Reform crime victim compensation to increase benefits, improve access, reduce barriers, and promote standardization across jurisdictions.
Every state has a program to reimburse crime victims for specified out-of-pocket expenses relating to the crime. These programs generally require victims to report the offense within a short period of time and cooperate in the prosecution. They cap the amount recoverable for various categories of expenses—as well as the overall amount payable to a crime victim—and these caps vary among states. The federal government, through the Crime Victims Fund, or VOCA Fund, reimburses states for 60 percent of the state payment for compensation. Convicted offenders can be ordered to pay restitution to their victims for additional expenses, and to compensation programs to reimburse them for payment to the victims.
This system, while providing important assistance to many victims, has left others with unmet needs.
Many victims do not meet the eligibility requirements for victim compensation. Programs generally require reporting of the crime within a short timeframe; however, many traumatized victims wait months or years to report the crime. Most programs also have deadlines for filing a compensation claim, but many victims do not learn about crime victim compensation until it is too late to file, are too overwhelmed in the immediate aftermath of the crime to apply, or do not recognize their need for counseling or other assistance until years after the crime. Eligibility for victim compensation is also generally linked to cooperation with the criminal justice system as well as the formal filing of a report. While states are permitted to make limited exceptions to such reporting and cooperation requirements, such as providing that in sexual assault cases it is sufficient for a victim to receive a forensic exam, and in domestic violence cases it is sufficient if a victim seeks a protective order. However, these exceptions have not been adopted uniformly. And states may reduce or deny an application for victim compensation depending on “contributory conduct,” which is defined unevenly.
These eligibility restrictions on victim compensation can have a discriminatory effect.
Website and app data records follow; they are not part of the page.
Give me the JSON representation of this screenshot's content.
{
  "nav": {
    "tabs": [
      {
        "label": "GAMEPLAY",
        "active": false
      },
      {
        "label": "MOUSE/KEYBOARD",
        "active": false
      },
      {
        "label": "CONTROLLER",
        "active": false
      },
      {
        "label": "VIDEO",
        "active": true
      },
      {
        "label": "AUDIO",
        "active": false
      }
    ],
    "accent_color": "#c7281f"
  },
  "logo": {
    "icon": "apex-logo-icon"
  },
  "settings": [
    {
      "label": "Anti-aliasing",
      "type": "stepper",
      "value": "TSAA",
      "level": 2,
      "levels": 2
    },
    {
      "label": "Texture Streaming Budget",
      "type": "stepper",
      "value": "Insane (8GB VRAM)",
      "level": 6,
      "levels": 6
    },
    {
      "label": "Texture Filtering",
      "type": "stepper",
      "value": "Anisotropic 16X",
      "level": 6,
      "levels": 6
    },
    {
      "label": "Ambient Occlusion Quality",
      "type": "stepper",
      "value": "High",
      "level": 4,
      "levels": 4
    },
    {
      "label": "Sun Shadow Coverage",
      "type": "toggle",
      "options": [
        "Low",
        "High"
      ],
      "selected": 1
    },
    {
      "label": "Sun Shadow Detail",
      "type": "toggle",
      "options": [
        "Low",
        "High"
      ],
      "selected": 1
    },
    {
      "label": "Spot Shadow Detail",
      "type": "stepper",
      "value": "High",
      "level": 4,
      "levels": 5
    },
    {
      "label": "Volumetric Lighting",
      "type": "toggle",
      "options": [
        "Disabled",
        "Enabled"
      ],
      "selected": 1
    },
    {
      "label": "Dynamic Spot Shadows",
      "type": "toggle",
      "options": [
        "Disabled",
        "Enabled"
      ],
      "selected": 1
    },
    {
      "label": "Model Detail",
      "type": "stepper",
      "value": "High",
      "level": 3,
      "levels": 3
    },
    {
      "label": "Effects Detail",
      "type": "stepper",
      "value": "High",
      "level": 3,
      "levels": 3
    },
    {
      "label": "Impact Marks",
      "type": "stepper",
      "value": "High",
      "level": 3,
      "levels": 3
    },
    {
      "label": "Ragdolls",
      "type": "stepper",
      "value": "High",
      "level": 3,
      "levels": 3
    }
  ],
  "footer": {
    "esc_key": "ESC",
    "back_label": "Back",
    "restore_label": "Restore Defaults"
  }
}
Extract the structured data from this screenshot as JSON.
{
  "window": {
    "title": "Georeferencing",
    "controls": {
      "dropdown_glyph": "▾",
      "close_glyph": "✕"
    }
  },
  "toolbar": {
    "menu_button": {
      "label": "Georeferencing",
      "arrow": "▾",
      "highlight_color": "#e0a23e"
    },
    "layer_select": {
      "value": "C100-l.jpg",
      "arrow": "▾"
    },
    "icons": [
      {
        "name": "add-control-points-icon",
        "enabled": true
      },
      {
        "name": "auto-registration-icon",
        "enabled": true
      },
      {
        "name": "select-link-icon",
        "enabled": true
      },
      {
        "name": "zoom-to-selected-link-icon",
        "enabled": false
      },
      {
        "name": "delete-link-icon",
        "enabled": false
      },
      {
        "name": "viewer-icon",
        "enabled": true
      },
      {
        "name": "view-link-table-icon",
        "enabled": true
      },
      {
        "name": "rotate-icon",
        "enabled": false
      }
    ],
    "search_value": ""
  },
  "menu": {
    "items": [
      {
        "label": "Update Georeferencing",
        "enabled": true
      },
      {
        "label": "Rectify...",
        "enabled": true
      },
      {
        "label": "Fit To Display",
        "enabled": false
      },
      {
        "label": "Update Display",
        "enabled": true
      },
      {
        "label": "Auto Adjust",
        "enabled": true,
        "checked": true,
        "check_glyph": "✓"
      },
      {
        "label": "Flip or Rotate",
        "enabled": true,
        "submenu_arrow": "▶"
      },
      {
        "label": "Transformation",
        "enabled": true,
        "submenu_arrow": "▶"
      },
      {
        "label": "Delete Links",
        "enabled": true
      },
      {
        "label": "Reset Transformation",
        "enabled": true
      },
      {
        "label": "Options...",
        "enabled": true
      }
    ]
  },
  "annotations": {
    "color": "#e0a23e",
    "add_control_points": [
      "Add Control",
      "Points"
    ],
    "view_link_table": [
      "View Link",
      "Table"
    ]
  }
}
For example, “contributory misconduct” may be interpreted to include any past affiliation with members of a gang, whether or not that affiliation is shown to be connected to the crime. The requirement to report an offense immediately or cooperate in prosecution may be a barrier to victims in communities that do not trust law enforcement.
Even where victims are eligible for compensation, it may not meet their needs. Victim compensation benefits are generally restricted to a list of eligible expenses. While they may cover an amount of lost wages, they can’t cover other—often modest—expenses that could help a victim retain employment or gain new employment, such as making needed repairs to a damaged vehicle. While they may cover counseling for a surviving family member of a homicide victim, they may not cover relocation expenses to allow a survivor to move from the scene of the crime.
Furthermore, because crime victim compensation is a reimbursement system, victims must ordinarily incur the expense and then wait—sometimes for many months—to be approved for coverage. This lag can be especially problematic for immediate expenses, such as crime scene cleanup after a violent death, or for funeral or burial expenses. Systems must be devised to better fund these expenses immediately. For example, a compensation program might pay these immediate emergency costs if there is a preliminary indication of eligibility, and only in the event of fraudulent filing or clear evidence of contributory misconduct on the part of the direct victim seek reimbursement. Victim service organizations might be tapped to serve as intermediaries for smaller out-of-pocket expenses that are barriers for some victims (such as the cost of transportation or lock changes) and then seek reimbursement from the compensation program.
Because compensation programs are generally limited to victims of violent crime, victims of financial or property crime are left without important resources to help them recover. While victims of fraud, identity theft, or financial exploitation often suffer significant emotional distress, they are not eligible in most states to seek compensation for mental health counseling. Even fewer states fund the important financial counseling that many of those victims need to rebuild their financial stability.
There are also limitations on funding for compensation programs, which must be addressed if compensation is to be expanded. Federal support is tied to the amount of state dollars spent on compensation. Many state funding mechanisms are insufficient to meet the demand for compensation; some compensation programs routinely run out of compensation dollars before the end of the year.
As a first step toward the goal of reforming victim compensation, we call for a comprehensive examination of our current crime victim compensation program, to identify:
- Gaps in victim access to compensation,
- Gaps in compensation benefits available,
- Victim outcomes from current compensation programs, and
- Current funding mechanisms and any need for additional funding to support comprehensive benefits.